Search term "Total": copy each line of the data containing it.

(Dataset items)
* * * * * * * * *
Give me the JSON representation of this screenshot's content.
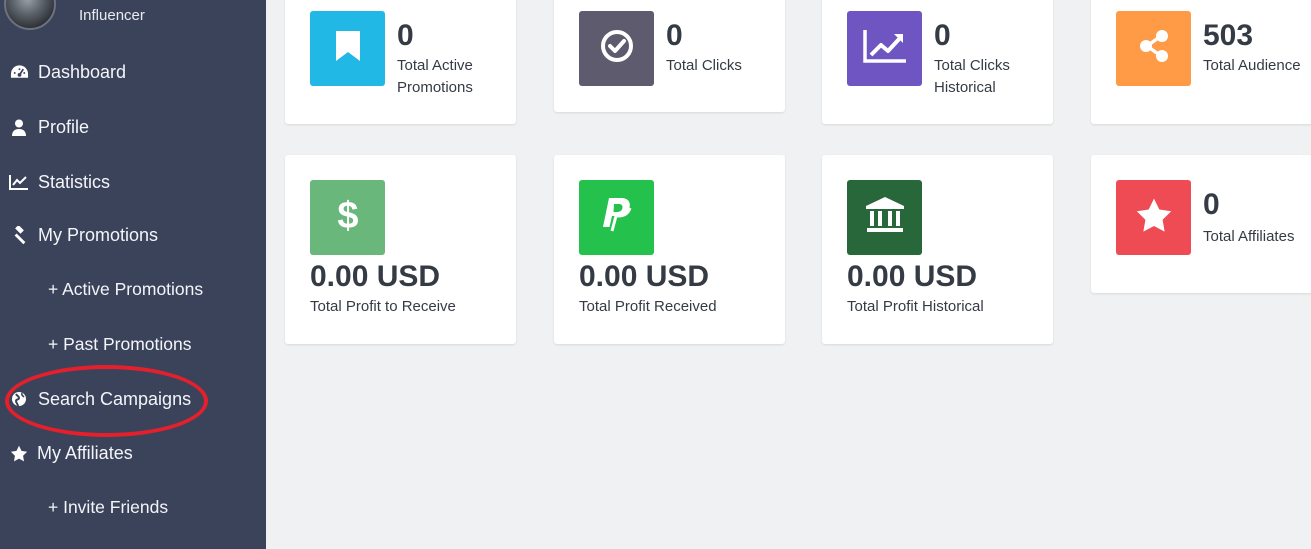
{
  "user": {
    "role": "Influencer"
  },
  "nav": {
    "dashboard": "Dashboard",
    "profile": "Profile",
    "statistics": "Statistics",
    "my_promotions": "My Promotions",
    "active_promotions": "+ Active Promotions",
    "past_promotions": "+ Past Promotions",
    "search_campaigns": "Search Campaigns",
    "my_affiliates": "My Affiliates",
    "invite_friends": "+ Invite Friends"
  },
  "stats": {
    "active_promotions": {
      "value": "0",
      "label": "Total Active Promotions",
      "color": "#22b8e6",
      "icon": "bookmark-icon"
    },
    "clicks": {
      "value": "0",
      "label": "Total Clicks",
      "color": "#5f5b6f",
      "icon": "check-circle-icon"
    },
    "clicks_historical": {
      "value": "0",
      "label": "Total Clicks Historical",
      "color": "#6e55c2",
      "icon": "line-chart-icon"
    },
    "audience": {
      "value": "503",
      "label": "Total Audience",
      "color": "#ff9a47",
      "icon": "share-icon"
    },
    "profit_to_receive": {
      "value": "0.00 USD",
      "label": "Total Profit to Receive",
      "color": "#69b77b",
      "icon": "dollar-icon"
    },
    "profit_received": {
      "value": "0.00 USD",
      "label": "Total Profit Received",
      "color": "#24c24d",
      "icon": "paypal-icon"
    },
    "profit_historical": {
      "value": "0.00 USD",
      "label": "Total Profit Historical",
      "color": "#27673a",
      "icon": "bank-icon"
    },
    "affiliates": {
      "value": "0",
      "label": "Total Affiliates",
      "color": "#ef4b55",
      "icon": "star-icon"
    }
  },
  "colors": {
    "sidebar": "#3a435a",
    "background": "#eff1f2",
    "highlight_ring": "#e5202c"
  }
}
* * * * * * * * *
- [RESULT FOR THIS TASK]
      "label": "Total Active Promotions",
      "label": "Total Clicks",
      "label": "Total Clicks Historical",
      "label": "Total Audience",
      "label": "Total Profit to Receive",
      "label": "Total Profit Received",
      "label": "Total Profit Historical",
      "label": "Total Affiliates",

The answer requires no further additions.